 Person-Centered Counseling is a decision support process that focuses on identifying an individual’s needs, values, preferences and individual circumstances. Person-Centered Counseling includes: Conducting a personal interview, Providing information on public and private resources, Connecting people with resources, Supporting individuals in decision-making, Co-developing an action plan, and Following up. Person-Centered Counselors must address at least two prioritized needs. Needs may include assistance with things such as: personal care, managing medications, addressing medical concerns (ie…confusion, weakness), completing applications (ie...LIHEAP, Medical Assistance, Health Insurance, VA Benefits, ATA).

Senior Center Volunteer Team

A volunteer program of Office of Human Services, Inc. that finds older volunteers to assist with specific duties within programs of the Office of Human Services, Inc. in the Cameron, Elk and McKean area. The Senior Volunteers invite adults age 55 and older to assist in the Office of Human Services, Inc. programs such as senior centers, APPRISE insurance counseling, and the Ombudsman program as needs arise.

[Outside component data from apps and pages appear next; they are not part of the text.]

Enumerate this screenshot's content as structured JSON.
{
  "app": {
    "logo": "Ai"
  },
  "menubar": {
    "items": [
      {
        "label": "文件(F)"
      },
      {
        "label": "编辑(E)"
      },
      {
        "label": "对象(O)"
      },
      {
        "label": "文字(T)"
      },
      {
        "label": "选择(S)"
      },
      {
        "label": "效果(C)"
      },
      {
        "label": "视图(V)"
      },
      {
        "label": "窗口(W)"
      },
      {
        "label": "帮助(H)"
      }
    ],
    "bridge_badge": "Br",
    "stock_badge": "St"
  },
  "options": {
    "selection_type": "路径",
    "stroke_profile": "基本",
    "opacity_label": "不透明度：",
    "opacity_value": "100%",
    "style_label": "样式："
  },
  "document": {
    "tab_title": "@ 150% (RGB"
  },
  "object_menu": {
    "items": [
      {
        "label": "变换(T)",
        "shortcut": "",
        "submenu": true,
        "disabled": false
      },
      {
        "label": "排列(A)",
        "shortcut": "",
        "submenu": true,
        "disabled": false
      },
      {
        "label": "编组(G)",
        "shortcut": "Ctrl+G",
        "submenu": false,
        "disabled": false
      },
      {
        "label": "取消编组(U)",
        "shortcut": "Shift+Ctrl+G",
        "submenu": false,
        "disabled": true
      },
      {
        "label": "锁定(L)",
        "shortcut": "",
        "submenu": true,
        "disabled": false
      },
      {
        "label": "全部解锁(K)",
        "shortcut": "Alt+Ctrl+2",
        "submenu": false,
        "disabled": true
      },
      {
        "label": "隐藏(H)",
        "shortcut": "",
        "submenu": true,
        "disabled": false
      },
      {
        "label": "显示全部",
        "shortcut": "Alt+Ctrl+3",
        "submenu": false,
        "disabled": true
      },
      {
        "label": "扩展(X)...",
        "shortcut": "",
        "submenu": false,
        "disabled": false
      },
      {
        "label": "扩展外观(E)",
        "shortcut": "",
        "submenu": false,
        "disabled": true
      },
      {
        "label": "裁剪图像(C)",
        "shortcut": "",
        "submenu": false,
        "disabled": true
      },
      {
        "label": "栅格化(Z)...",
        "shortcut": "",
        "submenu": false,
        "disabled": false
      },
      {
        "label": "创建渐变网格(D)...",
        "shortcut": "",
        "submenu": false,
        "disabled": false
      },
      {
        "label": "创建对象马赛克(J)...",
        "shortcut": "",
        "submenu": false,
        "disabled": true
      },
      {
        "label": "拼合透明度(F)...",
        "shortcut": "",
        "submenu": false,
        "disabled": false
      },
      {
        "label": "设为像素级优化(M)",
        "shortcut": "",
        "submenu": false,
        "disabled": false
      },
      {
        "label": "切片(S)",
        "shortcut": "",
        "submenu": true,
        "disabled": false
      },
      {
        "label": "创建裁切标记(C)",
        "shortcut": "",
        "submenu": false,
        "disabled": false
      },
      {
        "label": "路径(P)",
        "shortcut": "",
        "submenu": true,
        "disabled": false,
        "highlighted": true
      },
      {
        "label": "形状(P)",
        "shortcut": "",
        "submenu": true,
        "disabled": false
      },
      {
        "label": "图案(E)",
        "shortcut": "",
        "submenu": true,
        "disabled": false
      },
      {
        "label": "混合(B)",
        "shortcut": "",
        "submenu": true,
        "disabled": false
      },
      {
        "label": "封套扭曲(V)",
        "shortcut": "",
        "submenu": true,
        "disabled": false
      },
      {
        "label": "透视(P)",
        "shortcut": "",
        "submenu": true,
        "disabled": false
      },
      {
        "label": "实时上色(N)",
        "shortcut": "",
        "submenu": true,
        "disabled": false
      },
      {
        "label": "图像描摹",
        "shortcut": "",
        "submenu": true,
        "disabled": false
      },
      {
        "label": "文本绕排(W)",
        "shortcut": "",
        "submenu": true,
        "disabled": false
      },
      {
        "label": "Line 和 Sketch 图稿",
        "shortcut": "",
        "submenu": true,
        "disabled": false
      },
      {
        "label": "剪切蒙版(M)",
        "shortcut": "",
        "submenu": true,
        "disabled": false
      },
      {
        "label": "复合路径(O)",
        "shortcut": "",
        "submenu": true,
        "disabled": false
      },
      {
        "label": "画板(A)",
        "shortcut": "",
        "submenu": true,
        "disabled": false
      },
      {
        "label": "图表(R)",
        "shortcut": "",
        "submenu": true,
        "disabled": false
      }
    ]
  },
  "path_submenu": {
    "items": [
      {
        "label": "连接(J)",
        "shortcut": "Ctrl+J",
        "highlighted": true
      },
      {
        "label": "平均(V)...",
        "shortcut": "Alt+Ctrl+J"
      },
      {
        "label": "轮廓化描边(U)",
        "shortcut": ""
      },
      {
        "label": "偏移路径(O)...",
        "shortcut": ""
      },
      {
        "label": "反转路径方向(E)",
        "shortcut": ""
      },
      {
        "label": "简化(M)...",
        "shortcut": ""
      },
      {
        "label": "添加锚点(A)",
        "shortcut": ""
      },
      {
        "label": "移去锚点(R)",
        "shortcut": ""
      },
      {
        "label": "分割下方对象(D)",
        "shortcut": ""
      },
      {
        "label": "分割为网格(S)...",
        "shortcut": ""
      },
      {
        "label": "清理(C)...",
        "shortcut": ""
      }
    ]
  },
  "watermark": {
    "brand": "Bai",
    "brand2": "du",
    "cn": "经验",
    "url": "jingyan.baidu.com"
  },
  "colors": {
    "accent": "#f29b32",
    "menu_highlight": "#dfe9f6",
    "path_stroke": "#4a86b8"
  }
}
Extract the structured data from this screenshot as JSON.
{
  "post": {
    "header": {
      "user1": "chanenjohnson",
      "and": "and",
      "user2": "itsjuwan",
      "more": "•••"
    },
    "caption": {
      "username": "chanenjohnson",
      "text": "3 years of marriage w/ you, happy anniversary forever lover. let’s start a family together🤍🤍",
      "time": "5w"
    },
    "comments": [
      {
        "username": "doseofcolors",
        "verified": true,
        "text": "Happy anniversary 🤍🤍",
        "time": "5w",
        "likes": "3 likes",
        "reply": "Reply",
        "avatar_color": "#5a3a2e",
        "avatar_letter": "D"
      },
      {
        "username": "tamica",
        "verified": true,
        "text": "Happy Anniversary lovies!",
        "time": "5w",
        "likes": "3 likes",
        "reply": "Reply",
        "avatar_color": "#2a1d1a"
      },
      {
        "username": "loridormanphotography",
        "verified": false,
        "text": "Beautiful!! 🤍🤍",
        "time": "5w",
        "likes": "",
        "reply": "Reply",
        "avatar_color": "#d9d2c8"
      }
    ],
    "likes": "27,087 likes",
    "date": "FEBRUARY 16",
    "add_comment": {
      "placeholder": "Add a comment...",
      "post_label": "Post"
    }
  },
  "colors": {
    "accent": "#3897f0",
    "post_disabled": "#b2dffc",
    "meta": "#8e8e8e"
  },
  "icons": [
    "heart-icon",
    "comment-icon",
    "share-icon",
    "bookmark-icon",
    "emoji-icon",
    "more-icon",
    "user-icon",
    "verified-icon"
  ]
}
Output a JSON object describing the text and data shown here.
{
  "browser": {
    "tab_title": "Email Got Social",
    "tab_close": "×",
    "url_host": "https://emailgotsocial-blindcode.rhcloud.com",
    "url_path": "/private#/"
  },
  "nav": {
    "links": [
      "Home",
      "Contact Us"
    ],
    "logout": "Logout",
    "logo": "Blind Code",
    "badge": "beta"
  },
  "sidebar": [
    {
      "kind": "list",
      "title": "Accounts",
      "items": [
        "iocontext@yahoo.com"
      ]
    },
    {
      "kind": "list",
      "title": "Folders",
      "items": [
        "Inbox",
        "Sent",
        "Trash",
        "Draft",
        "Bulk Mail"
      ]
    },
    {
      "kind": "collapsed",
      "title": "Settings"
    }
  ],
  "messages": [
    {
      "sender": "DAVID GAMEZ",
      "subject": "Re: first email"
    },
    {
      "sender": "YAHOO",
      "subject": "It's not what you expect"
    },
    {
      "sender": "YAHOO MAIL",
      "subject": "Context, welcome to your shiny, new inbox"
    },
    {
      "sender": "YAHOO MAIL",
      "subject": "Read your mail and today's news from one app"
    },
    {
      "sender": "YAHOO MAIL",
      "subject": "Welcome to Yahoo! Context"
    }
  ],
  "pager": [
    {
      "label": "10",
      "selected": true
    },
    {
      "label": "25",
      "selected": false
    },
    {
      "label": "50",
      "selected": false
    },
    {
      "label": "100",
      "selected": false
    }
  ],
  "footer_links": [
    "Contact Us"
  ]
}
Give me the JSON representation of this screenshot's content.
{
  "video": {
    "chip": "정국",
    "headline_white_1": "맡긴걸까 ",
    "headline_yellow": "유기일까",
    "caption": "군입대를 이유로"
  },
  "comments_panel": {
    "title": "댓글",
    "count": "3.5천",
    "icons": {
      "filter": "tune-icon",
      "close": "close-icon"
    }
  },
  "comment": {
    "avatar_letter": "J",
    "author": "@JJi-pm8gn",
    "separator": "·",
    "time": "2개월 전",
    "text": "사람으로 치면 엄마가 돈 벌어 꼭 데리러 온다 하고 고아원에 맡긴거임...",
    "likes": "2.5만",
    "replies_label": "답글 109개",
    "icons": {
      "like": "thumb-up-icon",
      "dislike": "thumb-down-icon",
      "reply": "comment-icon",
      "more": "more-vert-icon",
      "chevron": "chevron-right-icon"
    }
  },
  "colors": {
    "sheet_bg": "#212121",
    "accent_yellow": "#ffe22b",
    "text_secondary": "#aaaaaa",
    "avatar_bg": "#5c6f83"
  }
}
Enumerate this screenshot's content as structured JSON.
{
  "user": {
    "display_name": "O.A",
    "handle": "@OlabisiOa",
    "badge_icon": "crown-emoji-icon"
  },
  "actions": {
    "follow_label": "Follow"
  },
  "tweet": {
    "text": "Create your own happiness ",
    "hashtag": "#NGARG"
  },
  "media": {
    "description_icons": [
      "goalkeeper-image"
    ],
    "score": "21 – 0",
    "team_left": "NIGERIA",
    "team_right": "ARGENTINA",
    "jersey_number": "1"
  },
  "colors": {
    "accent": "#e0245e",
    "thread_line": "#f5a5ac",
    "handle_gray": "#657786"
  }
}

Senior Centers

 Senior Centers offer people age 60 and older, and their spouses, a place to go for nutritious meals, social activities, and a range of programs such as health screenings, health and consumer education, creative arts, exercise and other special events which are unique to individual centers. Senior Centers often work with a variety of local organizations, and provide access to other community services as well. Centers also offer volunteer opportunities where older people can contribute their experience and skills in meaningful and satisfying ways.